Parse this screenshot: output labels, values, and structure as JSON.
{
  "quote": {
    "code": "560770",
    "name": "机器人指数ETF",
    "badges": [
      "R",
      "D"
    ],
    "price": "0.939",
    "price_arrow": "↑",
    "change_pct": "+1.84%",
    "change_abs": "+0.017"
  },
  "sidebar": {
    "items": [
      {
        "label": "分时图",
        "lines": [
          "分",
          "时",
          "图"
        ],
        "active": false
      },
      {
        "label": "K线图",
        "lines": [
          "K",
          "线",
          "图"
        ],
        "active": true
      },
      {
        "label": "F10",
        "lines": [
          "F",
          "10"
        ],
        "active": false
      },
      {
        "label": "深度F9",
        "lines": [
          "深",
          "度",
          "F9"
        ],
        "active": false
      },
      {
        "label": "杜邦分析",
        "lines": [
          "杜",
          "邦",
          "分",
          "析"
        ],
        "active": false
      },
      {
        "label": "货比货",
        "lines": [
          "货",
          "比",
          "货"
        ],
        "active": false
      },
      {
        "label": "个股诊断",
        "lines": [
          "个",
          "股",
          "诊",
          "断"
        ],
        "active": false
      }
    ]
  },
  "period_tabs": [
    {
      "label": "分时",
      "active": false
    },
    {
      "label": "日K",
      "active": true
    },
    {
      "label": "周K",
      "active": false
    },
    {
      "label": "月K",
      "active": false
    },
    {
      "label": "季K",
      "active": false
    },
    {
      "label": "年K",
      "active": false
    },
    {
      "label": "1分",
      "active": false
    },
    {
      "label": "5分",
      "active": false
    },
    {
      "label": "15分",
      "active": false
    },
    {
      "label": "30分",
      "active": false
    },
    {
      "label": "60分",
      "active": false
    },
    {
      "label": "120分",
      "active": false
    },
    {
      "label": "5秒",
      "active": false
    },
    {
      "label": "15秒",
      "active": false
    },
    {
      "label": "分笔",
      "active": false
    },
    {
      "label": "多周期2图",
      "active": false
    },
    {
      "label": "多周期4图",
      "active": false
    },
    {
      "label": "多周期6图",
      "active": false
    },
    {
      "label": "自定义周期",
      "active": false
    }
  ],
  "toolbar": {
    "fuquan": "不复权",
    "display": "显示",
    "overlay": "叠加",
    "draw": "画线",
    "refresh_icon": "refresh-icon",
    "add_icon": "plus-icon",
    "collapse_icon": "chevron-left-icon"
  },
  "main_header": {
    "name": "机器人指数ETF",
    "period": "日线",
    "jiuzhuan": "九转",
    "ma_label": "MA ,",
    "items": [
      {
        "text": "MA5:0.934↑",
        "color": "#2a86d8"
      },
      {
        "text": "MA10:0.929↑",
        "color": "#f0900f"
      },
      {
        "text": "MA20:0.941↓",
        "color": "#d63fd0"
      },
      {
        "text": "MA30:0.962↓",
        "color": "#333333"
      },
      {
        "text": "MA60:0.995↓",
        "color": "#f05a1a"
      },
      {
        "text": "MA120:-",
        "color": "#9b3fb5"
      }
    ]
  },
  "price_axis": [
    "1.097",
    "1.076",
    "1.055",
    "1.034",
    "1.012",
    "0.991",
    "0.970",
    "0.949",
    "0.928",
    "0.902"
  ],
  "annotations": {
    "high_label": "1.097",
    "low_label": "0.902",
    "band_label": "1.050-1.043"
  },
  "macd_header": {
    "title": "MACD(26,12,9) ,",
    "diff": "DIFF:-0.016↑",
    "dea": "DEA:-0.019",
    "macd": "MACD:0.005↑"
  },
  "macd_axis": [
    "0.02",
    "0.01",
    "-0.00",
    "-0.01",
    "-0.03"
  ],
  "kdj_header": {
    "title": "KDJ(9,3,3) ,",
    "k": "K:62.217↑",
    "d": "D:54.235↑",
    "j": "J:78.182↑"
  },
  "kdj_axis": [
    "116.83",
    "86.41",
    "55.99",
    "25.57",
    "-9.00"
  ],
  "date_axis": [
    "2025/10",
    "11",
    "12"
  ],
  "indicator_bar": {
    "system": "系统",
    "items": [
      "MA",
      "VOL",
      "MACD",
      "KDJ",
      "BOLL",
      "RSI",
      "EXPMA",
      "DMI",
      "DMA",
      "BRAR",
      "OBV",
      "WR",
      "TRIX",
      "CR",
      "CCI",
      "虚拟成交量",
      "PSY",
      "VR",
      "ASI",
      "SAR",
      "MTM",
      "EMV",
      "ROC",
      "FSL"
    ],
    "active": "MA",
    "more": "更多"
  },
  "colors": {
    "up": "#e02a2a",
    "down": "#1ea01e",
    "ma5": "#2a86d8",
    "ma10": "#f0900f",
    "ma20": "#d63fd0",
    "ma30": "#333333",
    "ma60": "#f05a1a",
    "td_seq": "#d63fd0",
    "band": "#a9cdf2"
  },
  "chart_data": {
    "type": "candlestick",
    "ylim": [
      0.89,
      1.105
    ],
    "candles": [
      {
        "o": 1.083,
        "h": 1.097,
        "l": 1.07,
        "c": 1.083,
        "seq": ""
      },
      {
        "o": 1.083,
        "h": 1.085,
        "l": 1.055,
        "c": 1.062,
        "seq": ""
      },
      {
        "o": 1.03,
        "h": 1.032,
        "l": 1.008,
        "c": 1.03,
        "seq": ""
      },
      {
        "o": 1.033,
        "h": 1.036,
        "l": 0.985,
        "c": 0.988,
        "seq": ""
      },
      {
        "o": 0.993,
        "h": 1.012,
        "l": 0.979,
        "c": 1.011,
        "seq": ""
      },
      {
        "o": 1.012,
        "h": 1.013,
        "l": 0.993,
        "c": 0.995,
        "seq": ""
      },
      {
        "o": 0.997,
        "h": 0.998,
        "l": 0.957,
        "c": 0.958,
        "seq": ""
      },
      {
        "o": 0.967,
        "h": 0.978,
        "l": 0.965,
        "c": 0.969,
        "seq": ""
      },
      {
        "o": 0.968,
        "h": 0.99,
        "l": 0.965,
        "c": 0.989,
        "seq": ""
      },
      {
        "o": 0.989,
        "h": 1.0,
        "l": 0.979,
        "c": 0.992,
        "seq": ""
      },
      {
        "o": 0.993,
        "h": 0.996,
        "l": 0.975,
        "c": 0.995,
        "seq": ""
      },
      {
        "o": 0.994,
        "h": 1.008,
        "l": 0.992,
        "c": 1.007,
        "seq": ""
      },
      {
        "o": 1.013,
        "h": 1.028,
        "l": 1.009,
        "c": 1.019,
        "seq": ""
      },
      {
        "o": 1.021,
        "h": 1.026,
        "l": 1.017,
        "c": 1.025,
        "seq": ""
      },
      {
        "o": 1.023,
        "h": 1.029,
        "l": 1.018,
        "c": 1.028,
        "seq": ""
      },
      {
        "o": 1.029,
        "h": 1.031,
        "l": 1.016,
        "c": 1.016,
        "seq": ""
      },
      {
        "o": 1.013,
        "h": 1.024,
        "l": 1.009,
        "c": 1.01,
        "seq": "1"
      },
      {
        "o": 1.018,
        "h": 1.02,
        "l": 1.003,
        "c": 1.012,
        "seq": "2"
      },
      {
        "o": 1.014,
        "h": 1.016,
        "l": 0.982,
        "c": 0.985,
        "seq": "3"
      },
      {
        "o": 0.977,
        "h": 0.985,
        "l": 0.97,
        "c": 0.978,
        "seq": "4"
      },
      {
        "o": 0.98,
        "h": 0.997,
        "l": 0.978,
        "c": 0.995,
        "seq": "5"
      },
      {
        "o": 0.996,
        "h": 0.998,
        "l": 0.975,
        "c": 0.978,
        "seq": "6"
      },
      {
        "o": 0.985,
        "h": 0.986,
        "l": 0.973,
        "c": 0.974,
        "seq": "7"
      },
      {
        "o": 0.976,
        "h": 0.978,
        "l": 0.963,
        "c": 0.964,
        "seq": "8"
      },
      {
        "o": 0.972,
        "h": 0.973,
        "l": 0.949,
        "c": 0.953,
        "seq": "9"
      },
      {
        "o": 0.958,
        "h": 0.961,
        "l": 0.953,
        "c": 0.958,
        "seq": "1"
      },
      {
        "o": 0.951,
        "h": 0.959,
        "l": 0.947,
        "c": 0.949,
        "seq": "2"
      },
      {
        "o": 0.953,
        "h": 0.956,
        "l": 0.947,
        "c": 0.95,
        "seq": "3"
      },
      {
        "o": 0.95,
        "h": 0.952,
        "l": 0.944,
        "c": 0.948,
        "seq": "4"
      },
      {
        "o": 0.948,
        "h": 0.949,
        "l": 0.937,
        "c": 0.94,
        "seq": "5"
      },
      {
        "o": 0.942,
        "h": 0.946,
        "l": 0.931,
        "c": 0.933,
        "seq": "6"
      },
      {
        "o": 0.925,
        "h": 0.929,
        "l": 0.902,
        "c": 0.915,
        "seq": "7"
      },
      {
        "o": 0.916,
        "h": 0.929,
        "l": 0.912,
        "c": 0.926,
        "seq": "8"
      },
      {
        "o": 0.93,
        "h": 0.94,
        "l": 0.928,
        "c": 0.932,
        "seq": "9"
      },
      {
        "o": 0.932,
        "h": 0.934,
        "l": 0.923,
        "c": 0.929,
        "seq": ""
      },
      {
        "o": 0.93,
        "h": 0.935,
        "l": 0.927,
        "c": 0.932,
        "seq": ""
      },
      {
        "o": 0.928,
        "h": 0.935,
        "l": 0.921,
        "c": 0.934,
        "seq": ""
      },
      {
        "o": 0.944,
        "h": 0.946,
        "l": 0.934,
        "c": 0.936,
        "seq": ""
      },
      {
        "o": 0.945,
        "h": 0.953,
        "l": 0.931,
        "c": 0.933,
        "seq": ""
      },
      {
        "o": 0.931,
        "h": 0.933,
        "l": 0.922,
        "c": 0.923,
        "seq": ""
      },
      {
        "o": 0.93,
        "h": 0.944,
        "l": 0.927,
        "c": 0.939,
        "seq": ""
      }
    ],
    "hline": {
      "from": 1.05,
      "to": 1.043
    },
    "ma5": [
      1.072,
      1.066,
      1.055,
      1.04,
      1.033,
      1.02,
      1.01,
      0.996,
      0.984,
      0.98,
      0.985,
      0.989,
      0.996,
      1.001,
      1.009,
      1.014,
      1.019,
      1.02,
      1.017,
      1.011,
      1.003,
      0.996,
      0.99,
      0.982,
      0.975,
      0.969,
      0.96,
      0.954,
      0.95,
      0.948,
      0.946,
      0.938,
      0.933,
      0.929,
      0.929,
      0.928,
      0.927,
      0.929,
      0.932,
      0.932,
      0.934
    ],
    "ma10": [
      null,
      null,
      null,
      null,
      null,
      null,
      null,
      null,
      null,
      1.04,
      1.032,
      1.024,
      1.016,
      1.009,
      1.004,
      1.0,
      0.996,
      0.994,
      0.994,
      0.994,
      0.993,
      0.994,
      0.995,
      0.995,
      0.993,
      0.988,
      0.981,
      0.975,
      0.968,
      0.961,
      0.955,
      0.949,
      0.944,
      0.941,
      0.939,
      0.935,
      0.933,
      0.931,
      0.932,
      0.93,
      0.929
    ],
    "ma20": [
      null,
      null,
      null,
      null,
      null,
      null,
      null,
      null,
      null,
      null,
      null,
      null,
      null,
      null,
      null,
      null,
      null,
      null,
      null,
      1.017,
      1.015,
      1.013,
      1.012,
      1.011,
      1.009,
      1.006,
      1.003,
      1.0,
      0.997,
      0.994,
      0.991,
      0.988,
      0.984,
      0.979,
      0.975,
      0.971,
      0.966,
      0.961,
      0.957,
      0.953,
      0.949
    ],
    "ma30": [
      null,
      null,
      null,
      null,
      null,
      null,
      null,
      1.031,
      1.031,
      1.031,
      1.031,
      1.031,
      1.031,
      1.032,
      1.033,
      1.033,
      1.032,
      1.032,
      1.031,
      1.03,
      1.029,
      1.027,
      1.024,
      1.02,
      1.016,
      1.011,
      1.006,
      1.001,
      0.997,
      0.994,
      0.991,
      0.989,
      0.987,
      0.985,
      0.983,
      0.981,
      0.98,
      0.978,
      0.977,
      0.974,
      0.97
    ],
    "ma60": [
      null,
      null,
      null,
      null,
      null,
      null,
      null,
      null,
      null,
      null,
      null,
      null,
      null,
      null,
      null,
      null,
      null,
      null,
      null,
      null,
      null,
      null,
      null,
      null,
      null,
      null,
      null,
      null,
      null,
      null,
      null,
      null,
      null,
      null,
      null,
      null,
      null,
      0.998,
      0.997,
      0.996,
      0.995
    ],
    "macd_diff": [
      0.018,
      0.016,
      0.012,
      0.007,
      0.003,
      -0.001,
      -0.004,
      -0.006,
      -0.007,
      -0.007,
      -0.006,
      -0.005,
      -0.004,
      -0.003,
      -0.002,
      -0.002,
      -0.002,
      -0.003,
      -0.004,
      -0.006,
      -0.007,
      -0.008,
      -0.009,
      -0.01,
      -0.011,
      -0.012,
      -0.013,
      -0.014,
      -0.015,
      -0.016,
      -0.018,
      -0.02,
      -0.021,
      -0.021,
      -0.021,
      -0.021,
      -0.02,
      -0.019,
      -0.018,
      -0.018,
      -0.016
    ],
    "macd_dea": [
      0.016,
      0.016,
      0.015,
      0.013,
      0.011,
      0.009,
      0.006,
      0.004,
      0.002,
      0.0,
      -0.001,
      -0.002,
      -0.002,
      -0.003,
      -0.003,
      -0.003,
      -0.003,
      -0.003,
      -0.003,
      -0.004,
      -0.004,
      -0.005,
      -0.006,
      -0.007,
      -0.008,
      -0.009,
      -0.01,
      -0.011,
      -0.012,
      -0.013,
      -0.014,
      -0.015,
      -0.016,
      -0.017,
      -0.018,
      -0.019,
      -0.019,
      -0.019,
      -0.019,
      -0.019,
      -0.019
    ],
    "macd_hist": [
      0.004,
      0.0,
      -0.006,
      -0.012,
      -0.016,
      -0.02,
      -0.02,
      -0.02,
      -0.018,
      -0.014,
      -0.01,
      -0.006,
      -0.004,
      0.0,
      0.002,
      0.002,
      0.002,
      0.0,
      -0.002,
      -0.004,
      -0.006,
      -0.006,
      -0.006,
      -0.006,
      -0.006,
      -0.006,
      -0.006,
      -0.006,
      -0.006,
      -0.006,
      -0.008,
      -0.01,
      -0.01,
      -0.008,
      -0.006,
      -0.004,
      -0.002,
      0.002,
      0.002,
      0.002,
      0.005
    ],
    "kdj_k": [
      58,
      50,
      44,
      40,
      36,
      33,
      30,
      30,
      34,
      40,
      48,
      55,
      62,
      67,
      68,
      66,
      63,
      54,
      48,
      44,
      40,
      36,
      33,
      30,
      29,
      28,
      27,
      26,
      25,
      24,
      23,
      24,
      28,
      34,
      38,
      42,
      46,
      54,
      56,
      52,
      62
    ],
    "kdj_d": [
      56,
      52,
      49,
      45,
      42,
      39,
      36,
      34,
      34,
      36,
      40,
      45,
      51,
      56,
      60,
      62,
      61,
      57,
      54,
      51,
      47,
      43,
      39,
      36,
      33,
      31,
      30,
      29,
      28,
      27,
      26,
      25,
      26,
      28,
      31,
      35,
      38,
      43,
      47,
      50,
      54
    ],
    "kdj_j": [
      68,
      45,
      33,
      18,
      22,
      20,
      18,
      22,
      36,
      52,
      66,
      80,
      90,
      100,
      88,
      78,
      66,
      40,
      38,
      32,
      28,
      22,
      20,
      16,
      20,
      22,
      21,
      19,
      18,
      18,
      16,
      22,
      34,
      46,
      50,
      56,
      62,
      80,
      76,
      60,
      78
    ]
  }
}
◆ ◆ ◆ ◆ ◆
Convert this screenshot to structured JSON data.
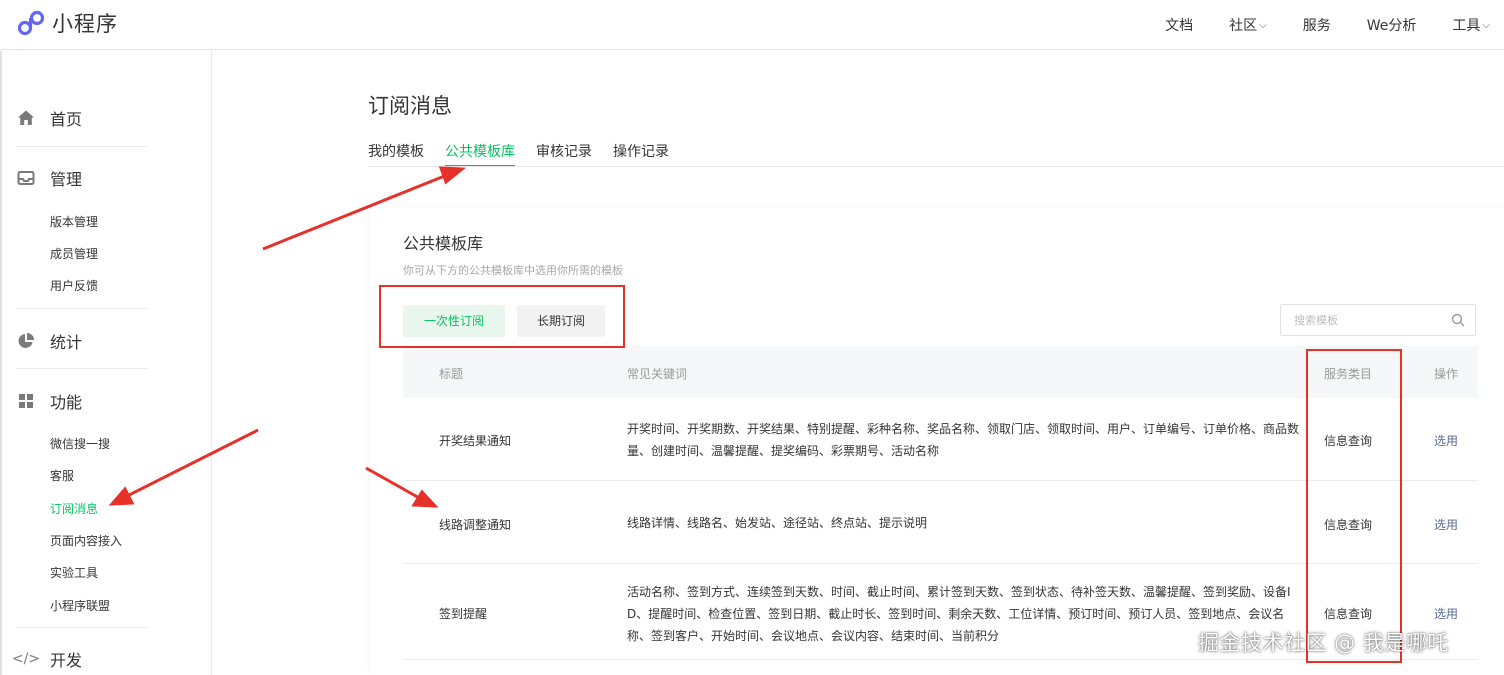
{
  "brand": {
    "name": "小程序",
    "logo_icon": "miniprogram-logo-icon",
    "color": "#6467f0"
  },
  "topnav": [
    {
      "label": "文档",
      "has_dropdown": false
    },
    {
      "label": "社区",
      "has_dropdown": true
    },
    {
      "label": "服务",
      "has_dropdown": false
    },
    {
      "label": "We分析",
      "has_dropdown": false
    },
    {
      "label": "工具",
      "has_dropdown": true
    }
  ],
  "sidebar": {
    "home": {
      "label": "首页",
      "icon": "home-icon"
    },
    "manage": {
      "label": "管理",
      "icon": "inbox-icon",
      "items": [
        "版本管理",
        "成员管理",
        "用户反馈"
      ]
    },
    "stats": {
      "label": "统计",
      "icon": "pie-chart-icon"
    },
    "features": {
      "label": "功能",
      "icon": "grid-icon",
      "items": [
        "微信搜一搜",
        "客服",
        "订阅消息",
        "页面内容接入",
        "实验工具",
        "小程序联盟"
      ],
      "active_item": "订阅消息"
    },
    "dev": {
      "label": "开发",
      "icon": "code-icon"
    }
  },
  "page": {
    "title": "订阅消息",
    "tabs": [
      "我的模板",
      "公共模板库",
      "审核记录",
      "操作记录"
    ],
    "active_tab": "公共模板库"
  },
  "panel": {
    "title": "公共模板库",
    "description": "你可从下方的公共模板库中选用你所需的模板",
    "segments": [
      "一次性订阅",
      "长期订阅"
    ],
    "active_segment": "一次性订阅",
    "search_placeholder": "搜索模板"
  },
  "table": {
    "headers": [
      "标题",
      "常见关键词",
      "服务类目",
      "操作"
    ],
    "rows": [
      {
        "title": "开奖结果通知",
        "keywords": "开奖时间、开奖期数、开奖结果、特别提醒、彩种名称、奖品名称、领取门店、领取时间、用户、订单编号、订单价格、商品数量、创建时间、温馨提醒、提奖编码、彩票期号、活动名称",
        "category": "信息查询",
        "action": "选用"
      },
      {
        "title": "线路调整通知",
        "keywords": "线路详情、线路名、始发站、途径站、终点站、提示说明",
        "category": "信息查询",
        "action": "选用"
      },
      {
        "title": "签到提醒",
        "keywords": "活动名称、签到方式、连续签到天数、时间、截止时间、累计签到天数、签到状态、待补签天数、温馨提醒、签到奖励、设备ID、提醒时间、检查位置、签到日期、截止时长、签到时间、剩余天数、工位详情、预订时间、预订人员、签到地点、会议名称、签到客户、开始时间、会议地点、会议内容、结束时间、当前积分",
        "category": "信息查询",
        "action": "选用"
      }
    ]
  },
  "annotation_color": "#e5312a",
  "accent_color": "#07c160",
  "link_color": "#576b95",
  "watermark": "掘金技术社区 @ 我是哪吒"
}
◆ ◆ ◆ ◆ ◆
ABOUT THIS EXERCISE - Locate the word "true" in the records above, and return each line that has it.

RESPONSE -
        "active": true
      "active": true
      "has_dropdown": true
      "has_dropdown": true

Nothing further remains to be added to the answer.